■ **WORK TASK**: Set every record down again, exactly and completely.

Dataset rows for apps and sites
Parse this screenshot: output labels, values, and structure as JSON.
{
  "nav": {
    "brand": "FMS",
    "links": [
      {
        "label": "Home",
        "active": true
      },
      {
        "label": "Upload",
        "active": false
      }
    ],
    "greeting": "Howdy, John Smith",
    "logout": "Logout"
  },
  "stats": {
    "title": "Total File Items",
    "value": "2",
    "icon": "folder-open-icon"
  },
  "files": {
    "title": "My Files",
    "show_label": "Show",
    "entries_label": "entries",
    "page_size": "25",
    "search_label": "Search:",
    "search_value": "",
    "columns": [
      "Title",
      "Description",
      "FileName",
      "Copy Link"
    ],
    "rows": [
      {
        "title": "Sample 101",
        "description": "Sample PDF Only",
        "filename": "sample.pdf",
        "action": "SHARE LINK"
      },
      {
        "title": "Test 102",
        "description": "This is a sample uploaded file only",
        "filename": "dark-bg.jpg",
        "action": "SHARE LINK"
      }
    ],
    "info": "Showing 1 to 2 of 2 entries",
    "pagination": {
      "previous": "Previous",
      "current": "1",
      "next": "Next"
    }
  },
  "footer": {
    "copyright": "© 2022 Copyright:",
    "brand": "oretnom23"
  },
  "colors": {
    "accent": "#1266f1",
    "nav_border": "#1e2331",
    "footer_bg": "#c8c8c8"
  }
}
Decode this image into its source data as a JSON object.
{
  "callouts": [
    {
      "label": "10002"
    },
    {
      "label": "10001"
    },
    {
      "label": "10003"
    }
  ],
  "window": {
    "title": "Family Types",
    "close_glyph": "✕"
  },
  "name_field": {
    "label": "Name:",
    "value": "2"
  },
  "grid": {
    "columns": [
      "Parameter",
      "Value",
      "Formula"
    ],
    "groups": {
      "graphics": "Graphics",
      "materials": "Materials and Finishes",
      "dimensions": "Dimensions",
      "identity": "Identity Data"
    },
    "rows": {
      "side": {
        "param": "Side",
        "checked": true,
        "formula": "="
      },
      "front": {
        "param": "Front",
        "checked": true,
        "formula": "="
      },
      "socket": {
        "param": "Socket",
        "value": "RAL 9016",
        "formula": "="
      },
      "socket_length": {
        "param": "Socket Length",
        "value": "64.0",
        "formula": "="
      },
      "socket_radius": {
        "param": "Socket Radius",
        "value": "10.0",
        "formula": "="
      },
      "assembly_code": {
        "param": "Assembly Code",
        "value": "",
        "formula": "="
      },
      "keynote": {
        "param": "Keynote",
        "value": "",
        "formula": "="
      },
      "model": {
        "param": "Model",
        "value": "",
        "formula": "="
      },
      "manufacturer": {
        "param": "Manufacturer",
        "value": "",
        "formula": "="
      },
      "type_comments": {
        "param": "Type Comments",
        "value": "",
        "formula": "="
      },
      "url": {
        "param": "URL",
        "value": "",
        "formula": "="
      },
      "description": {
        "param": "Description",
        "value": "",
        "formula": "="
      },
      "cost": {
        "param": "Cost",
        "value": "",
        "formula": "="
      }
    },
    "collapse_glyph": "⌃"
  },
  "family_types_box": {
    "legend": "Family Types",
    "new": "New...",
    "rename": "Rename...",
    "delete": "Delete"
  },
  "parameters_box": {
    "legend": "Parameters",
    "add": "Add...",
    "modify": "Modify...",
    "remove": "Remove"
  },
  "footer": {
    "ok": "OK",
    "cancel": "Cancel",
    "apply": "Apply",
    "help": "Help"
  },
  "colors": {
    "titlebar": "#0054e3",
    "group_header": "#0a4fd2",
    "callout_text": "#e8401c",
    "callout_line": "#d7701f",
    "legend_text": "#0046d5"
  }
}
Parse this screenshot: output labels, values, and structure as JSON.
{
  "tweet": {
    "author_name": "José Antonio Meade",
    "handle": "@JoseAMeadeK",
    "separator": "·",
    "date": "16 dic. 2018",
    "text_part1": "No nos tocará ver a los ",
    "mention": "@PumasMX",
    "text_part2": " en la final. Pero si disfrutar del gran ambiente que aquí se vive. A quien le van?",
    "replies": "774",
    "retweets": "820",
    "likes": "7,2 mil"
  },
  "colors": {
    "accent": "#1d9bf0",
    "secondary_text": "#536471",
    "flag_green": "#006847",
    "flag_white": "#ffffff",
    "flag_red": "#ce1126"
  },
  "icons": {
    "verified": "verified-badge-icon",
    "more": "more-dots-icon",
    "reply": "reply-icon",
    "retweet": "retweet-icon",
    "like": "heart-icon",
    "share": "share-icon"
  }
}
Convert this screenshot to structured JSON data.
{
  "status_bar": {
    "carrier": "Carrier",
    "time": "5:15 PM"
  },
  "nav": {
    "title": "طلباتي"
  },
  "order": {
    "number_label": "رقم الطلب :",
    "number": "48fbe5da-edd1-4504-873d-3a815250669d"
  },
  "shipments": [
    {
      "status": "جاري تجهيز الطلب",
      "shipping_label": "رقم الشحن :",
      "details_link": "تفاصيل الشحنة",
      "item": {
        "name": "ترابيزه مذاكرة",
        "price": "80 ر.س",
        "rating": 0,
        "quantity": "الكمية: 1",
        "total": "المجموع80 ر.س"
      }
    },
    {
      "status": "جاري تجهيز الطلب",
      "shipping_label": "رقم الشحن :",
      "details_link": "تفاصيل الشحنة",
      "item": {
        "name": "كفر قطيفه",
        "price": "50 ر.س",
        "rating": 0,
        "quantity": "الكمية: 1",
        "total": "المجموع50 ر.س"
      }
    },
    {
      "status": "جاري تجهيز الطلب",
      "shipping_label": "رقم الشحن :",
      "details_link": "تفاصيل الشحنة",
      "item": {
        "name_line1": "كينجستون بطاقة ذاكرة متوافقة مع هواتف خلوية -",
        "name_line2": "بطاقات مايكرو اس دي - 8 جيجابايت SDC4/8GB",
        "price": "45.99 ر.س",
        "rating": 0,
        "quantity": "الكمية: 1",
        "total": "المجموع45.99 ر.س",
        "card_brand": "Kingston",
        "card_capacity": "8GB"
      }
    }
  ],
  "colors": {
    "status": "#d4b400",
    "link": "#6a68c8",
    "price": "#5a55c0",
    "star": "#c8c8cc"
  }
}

■ **ANSWER TO THIS PROBLEM**:
Parse this screenshot: output labels, values, and structure as JSON.
{
  "nav": {
    "brand": "FMS",
    "links": [
      {
        "label": "Home",
        "active": true
      },
      {
        "label": "Upload",
        "active": false
      }
    ],
    "greeting": "Howdy, John Smith",
    "logout": "Logout"
  },
  "stats": {
    "title": "Total File Items",
    "value": "2",
    "icon": "folder-open-icon"
  },
  "files": {
    "title": "My Files",
    "show_label": "Show",
    "entries_label": "entries",
    "page_size": "25",
    "search_label": "Search:",
    "search_value": "",
    "columns": [
      "Title",
      "Description",
      "FileName",
      "Copy Link"
    ],
    "rows": [
      {
        "title": "Sample 101",
        "description": "Sample PDF Only",
        "filename": "sample.pdf",
        "action": "SHARE LINK"
      },
      {
        "title": "Test 102",
        "description": "This is a sample uploaded file only",
        "filename": "dark-bg.jpg",
        "action": "SHARE LINK"
      }
    ],
    "info": "Showing 1 to 2 of 2 entries",
    "pagination": {
      "previous": "Previous",
      "current": "1",
      "next": "Next"
    }
  },
  "footer": {
    "copyright": "© 2022 Copyright:",
    "brand": "oretnom23"
  },
  "colors": {
    "accent": "#1266f1",
    "nav_border": "#1e2331",
    "footer_bg": "#c8c8c8"
  }
}
Decode this image into its source data as a JSON object.
{
  "callouts": [
    {
      "label": "10002"
    },
    {
      "label": "10001"
    },
    {
      "label": "10003"
    }
  ],
  "window": {
    "title": "Family Types",
    "close_glyph": "✕"
  },
  "name_field": {
    "label": "Name:",
    "value": "2"
  },
  "grid": {
    "columns": [
      "Parameter",
      "Value",
      "Formula"
    ],
    "groups": {
      "graphics": "Graphics",
      "materials": "Materials and Finishes",
      "dimensions": "Dimensions",
      "identity": "Identity Data"
    },
    "rows": {
      "side": {
        "param": "Side",
        "checked": true,
        "formula": "="
      },
      "front": {
        "param": "Front",
        "checked": true,
        "formula": "="
      },
      "socket": {
        "param": "Socket",
        "value": "RAL 9016",
        "formula": "="
      },
      "socket_length": {
        "param": "Socket Length",
        "value": "64.0",
        "formula": "="
      },
      "socket_radius": {
        "param": "Socket Radius",
        "value": "10.0",
        "formula": "="
      },
      "assembly_code": {
        "param": "Assembly Code",
        "value": "",
        "formula": "="
      },
      "keynote": {
        "param": "Keynote",
        "value": "",
        "formula": "="
      },
      "model": {
        "param": "Model",
        "value": "",
        "formula": "="
      },
      "manufacturer": {
        "param": "Manufacturer",
        "value": "",
        "formula": "="
      },
      "type_comments": {
        "param": "Type Comments",
        "value": "",
        "formula": "="
      },
      "url": {
        "param": "URL",
        "value": "",
        "formula": "="
      },
      "description": {
        "param": "Description",
        "value": "",
        "formula": "="
      },
      "cost": {
        "param": "Cost",
        "value": "",
        "formula": "="
      }
    },
    "collapse_glyph": "⌃"
  },
  "family_types_box": {
    "legend": "Family Types",
    "new": "New...",
    "rename": "Rename...",
    "delete": "Delete"
  },
  "parameters_box": {
    "legend": "Parameters",
    "add": "Add...",
    "modify": "Modify...",
    "remove": "Remove"
  },
  "footer": {
    "ok": "OK",
    "cancel": "Cancel",
    "apply": "Apply",
    "help": "Help"
  },
  "colors": {
    "titlebar": "#0054e3",
    "group_header": "#0a4fd2",
    "callout_text": "#e8401c",
    "callout_line": "#d7701f",
    "legend_text": "#0046d5"
  }
}
Parse this screenshot: output labels, values, and structure as JSON.
{
  "tweet": {
    "author_name": "José Antonio Meade",
    "handle": "@JoseAMeadeK",
    "separator": "·",
    "date": "16 dic. 2018",
    "text_part1": "No nos tocará ver a los ",
    "mention": "@PumasMX",
    "text_part2": " en la final. Pero si disfrutar del gran ambiente que aquí se vive. A quien le van?",
    "replies": "774",
    "retweets": "820",
    "likes": "7,2 mil"
  },
  "colors": {
    "accent": "#1d9bf0",
    "secondary_text": "#536471",
    "flag_green": "#006847",
    "flag_white": "#ffffff",
    "flag_red": "#ce1126"
  },
  "icons": {
    "verified": "verified-badge-icon",
    "more": "more-dots-icon",
    "reply": "reply-icon",
    "retweet": "retweet-icon",
    "like": "heart-icon",
    "share": "share-icon"
  }
}
Convert this screenshot to structured JSON data.
{
  "status_bar": {
    "carrier": "Carrier",
    "time": "5:15 PM"
  },
  "nav": {
    "title": "طلباتي"
  },
  "order": {
    "number_label": "رقم الطلب :",
    "number": "48fbe5da-edd1-4504-873d-3a815250669d"
  },
  "shipments": [
    {
      "status": "جاري تجهيز الطلب",
      "shipping_label": "رقم الشحن :",
      "details_link": "تفاصيل الشحنة",
      "item": {
        "name": "ترابيزه مذاكرة",
        "price": "80 ر.س",
        "rating": 0,
        "quantity": "الكمية: 1",
        "total": "المجموع80 ر.س"
      }
    },
    {
      "status": "جاري تجهيز الطلب",
      "shipping_label": "رقم الشحن :",
      "details_link": "تفاصيل الشحنة",
      "item": {
        "name": "كفر قطيفه",
        "price": "50 ر.س",
        "rating": 0,
        "quantity": "الكمية: 1",
        "total": "المجموع50 ر.س"
      }
    },
    {
      "status": "جاري تجهيز الطلب",
      "shipping_label": "رقم الشحن :",
      "details_link": "تفاصيل الشحنة",
      "item": {
        "name_line1": "كينجستون بطاقة ذاكرة متوافقة مع هواتف خلوية -",
        "name_line2": "بطاقات مايكرو اس دي - 8 جيجابايت SDC4/8GB",
        "price": "45.99 ر.س",
        "rating": 0,
        "quantity": "الكمية: 1",
        "total": "المجموع45.99 ر.س",
        "card_brand": "Kingston",
        "card_capacity": "8GB"
      }
    }
  ],
  "colors": {
    "status": "#d4b400",
    "link": "#6a68c8",
    "price": "#5a55c0",
    "star": "#c8c8cc"
  }
}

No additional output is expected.